Record extracts:
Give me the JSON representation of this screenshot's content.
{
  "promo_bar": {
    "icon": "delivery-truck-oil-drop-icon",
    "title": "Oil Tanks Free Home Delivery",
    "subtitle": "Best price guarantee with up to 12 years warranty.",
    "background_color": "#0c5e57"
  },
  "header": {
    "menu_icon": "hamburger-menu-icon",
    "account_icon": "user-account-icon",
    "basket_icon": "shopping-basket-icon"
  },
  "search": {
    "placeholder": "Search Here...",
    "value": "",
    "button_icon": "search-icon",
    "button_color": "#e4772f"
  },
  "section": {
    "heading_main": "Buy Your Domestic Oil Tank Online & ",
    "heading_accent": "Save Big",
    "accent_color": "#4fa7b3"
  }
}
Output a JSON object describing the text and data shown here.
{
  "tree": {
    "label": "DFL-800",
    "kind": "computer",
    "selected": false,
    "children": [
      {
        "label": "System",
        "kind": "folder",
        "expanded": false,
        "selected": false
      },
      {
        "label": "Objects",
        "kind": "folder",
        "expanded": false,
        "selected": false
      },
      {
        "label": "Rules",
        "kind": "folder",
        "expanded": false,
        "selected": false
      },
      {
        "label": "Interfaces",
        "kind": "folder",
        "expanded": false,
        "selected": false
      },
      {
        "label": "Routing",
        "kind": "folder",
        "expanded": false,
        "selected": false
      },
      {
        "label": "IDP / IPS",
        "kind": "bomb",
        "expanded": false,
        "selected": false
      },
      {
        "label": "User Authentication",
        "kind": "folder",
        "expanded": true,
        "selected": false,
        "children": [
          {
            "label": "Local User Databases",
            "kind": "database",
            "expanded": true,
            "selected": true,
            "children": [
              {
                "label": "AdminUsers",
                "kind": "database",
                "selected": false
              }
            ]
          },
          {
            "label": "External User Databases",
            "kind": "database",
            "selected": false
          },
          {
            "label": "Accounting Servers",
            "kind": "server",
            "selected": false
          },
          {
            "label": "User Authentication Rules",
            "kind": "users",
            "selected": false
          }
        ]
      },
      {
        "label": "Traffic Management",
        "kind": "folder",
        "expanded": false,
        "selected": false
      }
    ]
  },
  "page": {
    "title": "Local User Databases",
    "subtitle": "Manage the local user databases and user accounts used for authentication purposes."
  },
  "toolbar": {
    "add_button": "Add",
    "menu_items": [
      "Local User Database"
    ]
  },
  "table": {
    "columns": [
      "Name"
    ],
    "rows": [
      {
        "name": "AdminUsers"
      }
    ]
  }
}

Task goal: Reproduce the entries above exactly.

Solution for this exercise:
Give me the JSON representation of this screenshot's content.
{
  "promo_bar": {
    "icon": "delivery-truck-oil-drop-icon",
    "title": "Oil Tanks Free Home Delivery",
    "subtitle": "Best price guarantee with up to 12 years warranty.",
    "background_color": "#0c5e57"
  },
  "header": {
    "menu_icon": "hamburger-menu-icon",
    "account_icon": "user-account-icon",
    "basket_icon": "shopping-basket-icon"
  },
  "search": {
    "placeholder": "Search Here...",
    "value": "",
    "button_icon": "search-icon",
    "button_color": "#e4772f"
  },
  "section": {
    "heading_main": "Buy Your Domestic Oil Tank Online & ",
    "heading_accent": "Save Big",
    "accent_color": "#4fa7b3"
  }
}
Output a JSON object describing the text and data shown here.
{
  "tree": {
    "label": "DFL-800",
    "kind": "computer",
    "selected": false,
    "children": [
      {
        "label": "System",
        "kind": "folder",
        "expanded": false,
        "selected": false
      },
      {
        "label": "Objects",
        "kind": "folder",
        "expanded": false,
        "selected": false
      },
      {
        "label": "Rules",
        "kind": "folder",
        "expanded": false,
        "selected": false
      },
      {
        "label": "Interfaces",
        "kind": "folder",
        "expanded": false,
        "selected": false
      },
      {
        "label": "Routing",
        "kind": "folder",
        "expanded": false,
        "selected": false
      },
      {
        "label": "IDP / IPS",
        "kind": "bomb",
        "expanded": false,
        "selected": false
      },
      {
        "label": "User Authentication",
        "kind": "folder",
        "expanded": true,
        "selected": false,
        "children": [
          {
            "label": "Local User Databases",
            "kind": "database",
            "expanded": true,
            "selected": true,
            "children": [
              {
                "label": "AdminUsers",
                "kind": "database",
                "selected": false
              }
            ]
          },
          {
            "label": "External User Databases",
            "kind": "database",
            "selected": false
          },
          {
            "label": "Accounting Servers",
            "kind": "server",
            "selected": false
          },
          {
            "label": "User Authentication Rules",
            "kind": "users",
            "selected": false
          }
        ]
      },
      {
        "label": "Traffic Management",
        "kind": "folder",
        "expanded": false,
        "selected": false
      }
    ]
  },
  "page": {
    "title": "Local User Databases",
    "subtitle": "Manage the local user databases and user accounts used for authentication purposes."
  },
  "toolbar": {
    "add_button": "Add",
    "menu_items": [
      "Local User Database"
    ]
  },
  "table": {
    "columns": [
      "Name"
    ],
    "rows": [
      {
        "name": "AdminUsers"
      }
    ]
  }
}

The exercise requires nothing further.